Have Iran violations brought it closer to a nuke? - analysis

US President Donald Trump seems to see no rush to bring things to a conclusion.

June 28, 2019 03:46
2 minute read.
Have Iran violations brought it closer to a nuke? - analysis

Iran's Supreme Leader Ayatollah Ali Khamenei speaks live on television after casting his ballot in the Iranian presidential election in Tehran June 12, 2009. (photo credit: REUTERS/CAREN FIROUZ)

There have been more than a dozen “major” developments in the US-Iran nuclear standoff in recent weeks, but none of them have significantly moved either party closer to a deal or to a nuclear breakout.

While Iran had billed June 27 as another potential major turning point, the date passed in the end with a dud.

Iran had vowed that on June 27 it would pass its 300-kilogram enriched uranium threshold limit from the 2015 nuclear deal.

It didn’t.

It seems that the Islamic Republic is waiting for the EU to roll out some economic rewards or concessions to it on Friday and on an ongoing basis in the near future. This, despite the fact that everything the EU appears to be offering is help in the low millions, whereas Tehran is in need of help in the high billions to recover from US sanctions.

But the truth is that June 27 was a dud before Iran blinked and even if Iran passes the 300-kilogram limit this weekend or next week, it will remain a dud.

It will not substantially reduce the Islamic Republic’s breakout time for a bomb.
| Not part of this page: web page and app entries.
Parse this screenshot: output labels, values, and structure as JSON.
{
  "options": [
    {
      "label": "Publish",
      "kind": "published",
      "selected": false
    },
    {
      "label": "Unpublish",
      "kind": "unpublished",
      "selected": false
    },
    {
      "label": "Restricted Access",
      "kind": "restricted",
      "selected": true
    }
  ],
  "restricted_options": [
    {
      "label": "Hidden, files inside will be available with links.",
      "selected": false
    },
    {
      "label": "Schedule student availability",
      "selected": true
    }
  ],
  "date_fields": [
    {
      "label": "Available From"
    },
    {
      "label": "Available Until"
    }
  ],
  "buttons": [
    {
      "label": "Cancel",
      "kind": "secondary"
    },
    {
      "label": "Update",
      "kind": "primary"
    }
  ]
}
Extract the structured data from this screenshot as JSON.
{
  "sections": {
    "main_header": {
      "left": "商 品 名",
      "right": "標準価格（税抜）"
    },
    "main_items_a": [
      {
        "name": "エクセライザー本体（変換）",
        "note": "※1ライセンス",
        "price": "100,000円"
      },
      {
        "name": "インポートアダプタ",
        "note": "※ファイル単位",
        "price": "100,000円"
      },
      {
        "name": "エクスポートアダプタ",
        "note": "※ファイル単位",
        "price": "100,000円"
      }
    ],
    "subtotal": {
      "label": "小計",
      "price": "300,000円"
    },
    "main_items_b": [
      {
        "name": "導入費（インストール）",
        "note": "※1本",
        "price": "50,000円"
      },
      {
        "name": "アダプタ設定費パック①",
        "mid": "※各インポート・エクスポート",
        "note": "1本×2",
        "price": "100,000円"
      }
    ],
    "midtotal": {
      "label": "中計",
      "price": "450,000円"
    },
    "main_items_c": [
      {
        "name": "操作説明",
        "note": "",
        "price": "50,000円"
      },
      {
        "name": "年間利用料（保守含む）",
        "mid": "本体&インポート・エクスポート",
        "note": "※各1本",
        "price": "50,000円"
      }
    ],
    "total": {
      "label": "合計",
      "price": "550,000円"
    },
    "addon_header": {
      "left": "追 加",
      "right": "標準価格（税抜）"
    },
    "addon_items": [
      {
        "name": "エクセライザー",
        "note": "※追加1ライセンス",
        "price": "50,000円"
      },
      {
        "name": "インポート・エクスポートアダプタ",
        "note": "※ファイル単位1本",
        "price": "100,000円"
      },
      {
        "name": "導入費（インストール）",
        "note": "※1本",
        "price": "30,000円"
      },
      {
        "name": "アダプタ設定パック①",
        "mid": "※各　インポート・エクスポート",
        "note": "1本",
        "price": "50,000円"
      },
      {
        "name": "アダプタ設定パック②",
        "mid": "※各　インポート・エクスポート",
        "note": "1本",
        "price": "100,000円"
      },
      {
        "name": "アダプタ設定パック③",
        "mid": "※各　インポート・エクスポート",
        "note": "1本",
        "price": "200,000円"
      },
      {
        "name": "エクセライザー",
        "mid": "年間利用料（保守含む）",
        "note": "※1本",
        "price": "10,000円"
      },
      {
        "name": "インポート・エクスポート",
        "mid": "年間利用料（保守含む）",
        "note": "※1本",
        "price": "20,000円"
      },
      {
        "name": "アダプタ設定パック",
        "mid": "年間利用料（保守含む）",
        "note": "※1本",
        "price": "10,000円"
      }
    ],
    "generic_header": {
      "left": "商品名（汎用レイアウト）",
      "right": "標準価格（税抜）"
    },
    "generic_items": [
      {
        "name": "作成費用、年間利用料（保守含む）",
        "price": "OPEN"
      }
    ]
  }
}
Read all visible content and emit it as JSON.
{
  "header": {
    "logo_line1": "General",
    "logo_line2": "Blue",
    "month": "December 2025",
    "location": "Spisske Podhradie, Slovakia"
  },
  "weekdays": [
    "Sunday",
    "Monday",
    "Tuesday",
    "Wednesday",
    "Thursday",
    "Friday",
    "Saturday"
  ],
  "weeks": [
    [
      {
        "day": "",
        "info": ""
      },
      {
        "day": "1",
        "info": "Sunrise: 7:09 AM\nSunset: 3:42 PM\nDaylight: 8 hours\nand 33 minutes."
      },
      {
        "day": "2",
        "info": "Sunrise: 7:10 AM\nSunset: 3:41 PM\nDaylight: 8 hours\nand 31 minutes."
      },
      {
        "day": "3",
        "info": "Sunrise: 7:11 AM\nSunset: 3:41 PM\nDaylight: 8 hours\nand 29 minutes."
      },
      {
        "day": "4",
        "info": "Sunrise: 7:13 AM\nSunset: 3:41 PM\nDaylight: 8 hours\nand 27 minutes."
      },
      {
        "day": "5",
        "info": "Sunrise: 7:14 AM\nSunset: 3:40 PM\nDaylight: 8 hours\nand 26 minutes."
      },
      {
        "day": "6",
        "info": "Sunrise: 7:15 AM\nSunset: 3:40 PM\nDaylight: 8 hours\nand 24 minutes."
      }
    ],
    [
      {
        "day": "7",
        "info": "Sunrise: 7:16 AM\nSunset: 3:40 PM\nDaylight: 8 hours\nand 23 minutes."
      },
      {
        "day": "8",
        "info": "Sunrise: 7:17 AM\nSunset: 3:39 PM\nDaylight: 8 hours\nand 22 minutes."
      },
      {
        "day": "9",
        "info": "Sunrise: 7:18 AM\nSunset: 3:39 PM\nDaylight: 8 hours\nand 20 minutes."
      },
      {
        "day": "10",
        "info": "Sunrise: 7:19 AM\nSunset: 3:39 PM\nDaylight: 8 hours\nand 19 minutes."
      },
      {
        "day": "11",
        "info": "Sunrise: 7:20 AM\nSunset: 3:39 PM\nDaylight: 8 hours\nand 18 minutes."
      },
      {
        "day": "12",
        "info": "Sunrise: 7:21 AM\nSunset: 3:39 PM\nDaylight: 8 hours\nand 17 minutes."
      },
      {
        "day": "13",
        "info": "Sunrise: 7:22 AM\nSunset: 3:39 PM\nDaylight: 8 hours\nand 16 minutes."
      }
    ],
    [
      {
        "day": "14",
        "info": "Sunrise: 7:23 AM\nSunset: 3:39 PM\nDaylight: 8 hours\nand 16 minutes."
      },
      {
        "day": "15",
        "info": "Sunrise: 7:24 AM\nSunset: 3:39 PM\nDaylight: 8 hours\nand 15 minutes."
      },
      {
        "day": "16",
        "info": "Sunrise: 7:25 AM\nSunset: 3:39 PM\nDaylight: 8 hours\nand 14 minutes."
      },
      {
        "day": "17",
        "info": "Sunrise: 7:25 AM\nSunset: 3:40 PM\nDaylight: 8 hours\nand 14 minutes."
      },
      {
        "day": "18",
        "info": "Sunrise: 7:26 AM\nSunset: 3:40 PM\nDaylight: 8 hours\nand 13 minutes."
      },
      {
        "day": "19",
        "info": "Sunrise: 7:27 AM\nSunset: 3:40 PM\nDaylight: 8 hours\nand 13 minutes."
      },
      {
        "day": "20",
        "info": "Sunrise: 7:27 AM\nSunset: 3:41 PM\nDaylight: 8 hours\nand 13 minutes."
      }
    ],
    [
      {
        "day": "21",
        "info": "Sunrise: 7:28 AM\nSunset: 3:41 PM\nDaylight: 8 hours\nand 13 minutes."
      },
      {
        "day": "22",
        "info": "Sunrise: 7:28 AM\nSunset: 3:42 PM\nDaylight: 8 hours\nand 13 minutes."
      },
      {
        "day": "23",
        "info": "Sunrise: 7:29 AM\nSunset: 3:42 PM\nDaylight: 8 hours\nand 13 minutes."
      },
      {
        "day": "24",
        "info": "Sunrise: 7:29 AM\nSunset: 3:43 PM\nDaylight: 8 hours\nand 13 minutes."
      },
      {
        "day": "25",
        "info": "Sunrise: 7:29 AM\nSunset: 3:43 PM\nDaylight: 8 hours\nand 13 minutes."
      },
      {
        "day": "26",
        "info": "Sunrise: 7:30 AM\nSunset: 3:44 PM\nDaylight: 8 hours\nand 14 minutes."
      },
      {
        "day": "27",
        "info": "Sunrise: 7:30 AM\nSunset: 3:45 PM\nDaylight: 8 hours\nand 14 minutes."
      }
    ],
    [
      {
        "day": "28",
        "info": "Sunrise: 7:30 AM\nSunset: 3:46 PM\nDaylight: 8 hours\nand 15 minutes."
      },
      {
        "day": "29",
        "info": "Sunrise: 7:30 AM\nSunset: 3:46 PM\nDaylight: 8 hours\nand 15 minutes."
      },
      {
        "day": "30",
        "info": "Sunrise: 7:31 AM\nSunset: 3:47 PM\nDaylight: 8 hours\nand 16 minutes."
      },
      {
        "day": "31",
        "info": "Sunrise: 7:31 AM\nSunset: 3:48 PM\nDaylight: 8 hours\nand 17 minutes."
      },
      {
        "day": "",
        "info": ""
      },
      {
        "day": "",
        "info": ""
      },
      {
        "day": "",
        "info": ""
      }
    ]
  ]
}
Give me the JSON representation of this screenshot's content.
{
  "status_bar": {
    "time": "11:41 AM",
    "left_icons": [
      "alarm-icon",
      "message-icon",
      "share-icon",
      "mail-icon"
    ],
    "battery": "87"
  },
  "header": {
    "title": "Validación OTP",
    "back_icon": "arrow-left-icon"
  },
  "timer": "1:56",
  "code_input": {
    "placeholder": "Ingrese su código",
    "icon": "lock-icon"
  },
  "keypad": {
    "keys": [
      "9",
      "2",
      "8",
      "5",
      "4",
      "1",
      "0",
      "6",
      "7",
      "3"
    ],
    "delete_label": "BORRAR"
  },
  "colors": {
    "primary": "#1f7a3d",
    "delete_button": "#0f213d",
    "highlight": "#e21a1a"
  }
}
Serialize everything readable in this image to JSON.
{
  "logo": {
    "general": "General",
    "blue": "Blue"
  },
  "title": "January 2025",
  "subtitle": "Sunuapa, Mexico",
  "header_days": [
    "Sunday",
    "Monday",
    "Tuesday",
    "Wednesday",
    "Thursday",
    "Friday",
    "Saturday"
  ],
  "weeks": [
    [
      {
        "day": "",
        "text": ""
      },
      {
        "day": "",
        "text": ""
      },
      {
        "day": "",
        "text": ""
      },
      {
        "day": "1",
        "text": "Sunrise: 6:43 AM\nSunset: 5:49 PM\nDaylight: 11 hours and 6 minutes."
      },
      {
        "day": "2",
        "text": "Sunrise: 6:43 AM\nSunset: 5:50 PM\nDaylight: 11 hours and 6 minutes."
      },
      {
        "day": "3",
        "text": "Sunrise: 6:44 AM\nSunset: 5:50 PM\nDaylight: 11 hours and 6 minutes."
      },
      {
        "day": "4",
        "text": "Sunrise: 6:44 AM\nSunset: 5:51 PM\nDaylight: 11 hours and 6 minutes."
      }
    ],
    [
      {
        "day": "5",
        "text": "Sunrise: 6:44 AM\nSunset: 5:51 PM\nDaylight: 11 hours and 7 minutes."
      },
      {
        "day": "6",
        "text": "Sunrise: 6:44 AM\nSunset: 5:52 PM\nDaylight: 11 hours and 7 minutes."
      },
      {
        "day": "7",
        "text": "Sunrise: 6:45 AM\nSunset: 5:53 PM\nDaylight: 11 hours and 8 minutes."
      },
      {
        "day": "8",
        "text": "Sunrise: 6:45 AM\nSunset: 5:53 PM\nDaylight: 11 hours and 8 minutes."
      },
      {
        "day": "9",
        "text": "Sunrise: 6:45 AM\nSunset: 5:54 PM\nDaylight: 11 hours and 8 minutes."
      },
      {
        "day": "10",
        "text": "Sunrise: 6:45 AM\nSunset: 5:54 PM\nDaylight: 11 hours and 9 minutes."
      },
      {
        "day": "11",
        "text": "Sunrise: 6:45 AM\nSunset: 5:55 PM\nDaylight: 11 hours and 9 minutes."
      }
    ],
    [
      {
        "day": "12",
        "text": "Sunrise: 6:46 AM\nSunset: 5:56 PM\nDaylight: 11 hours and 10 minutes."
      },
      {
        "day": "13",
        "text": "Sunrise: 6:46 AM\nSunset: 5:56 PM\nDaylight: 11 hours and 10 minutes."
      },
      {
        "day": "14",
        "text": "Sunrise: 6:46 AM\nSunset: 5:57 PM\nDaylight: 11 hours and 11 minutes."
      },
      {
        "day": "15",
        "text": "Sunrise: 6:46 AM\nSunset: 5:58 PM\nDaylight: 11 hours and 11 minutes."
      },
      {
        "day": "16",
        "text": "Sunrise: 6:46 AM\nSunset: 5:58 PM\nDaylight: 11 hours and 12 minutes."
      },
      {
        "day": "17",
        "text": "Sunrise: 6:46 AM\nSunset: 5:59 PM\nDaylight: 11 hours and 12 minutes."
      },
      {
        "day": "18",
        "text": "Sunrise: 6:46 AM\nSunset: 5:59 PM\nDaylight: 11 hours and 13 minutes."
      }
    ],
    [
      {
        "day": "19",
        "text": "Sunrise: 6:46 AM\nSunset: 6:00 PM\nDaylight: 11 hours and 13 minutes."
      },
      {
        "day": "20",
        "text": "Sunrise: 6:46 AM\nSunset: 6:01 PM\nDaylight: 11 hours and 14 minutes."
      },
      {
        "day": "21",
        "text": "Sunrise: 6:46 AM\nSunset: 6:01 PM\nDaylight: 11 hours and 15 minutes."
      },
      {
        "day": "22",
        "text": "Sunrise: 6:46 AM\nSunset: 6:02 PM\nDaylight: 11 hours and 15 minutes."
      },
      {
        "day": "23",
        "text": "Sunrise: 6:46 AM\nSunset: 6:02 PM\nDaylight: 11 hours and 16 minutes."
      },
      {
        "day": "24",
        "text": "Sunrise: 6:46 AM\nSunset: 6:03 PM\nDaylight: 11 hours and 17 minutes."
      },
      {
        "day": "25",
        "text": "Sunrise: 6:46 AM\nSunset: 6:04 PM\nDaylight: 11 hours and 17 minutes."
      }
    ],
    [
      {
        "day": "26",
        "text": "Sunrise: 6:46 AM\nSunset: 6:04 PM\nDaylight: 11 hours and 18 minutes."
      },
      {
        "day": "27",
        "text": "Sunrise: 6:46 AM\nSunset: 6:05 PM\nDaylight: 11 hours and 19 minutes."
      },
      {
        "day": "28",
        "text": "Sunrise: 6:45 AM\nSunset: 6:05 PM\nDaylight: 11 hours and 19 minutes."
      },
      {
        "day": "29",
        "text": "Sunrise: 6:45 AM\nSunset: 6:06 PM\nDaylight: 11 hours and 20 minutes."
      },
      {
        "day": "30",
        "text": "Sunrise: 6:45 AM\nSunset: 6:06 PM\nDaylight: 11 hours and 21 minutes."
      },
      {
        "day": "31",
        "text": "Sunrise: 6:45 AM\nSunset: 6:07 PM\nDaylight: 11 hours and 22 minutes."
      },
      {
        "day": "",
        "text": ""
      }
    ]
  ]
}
In contrast, Iran could have announced it would start enriching uranium to the 20% level, which would have shortened its breakout time to a nuclear bomb.

Tehran could have reduced IAEA access to its nuclear facilities. Supreme Leader Ayatollah Ali Khamenei could have pulled out of the 2015 nuclear deal or out of the Nuclear Non-Proliferation Treaty.

He did none of those things.

This means he is messaging restraint to the US even as Iran acts increasingly aggressively using military force against US-allied oil tankers and a US drone last week.

So now the next Iran deadline of July 7 approaches.

No one knows exactly what new escalated violation Iran will commit on July 7, but the latest reports in Iranian media are that it will enrich uranium to 3.7%, up from the nuclear deal’s 3.67%. If that is all, it would be another very symbolic violation.

Without jumping to at least the 20% enrichment level as the Islamic Republic did before the 2015 deal, the breakout time to a nuclear bomb will only get reduced on a very incremental basis.

Trump also seems in no rush to bring things to a conclusion. Despite expectations that he would strike Iran in response to Tehran shooting down an expensive US drone, he sufficed with additional sanctions and is now saying “I have time,” and is in no rush to resolve the standoff.

All of this is potentially explosive and could blow up at any moment, but in the meantime, it appears that both sides prefer gradual and calculated escalation to try to reach a deal over brinkmanship.

Related Content

US SECRETARY of State Mike Pompeo speaks to students at the American University in Cairo
August 21, 2019
Pompeo: 'New turmoil' if U.N. arms embargo on Iran lifted in 2020


Cookie Settings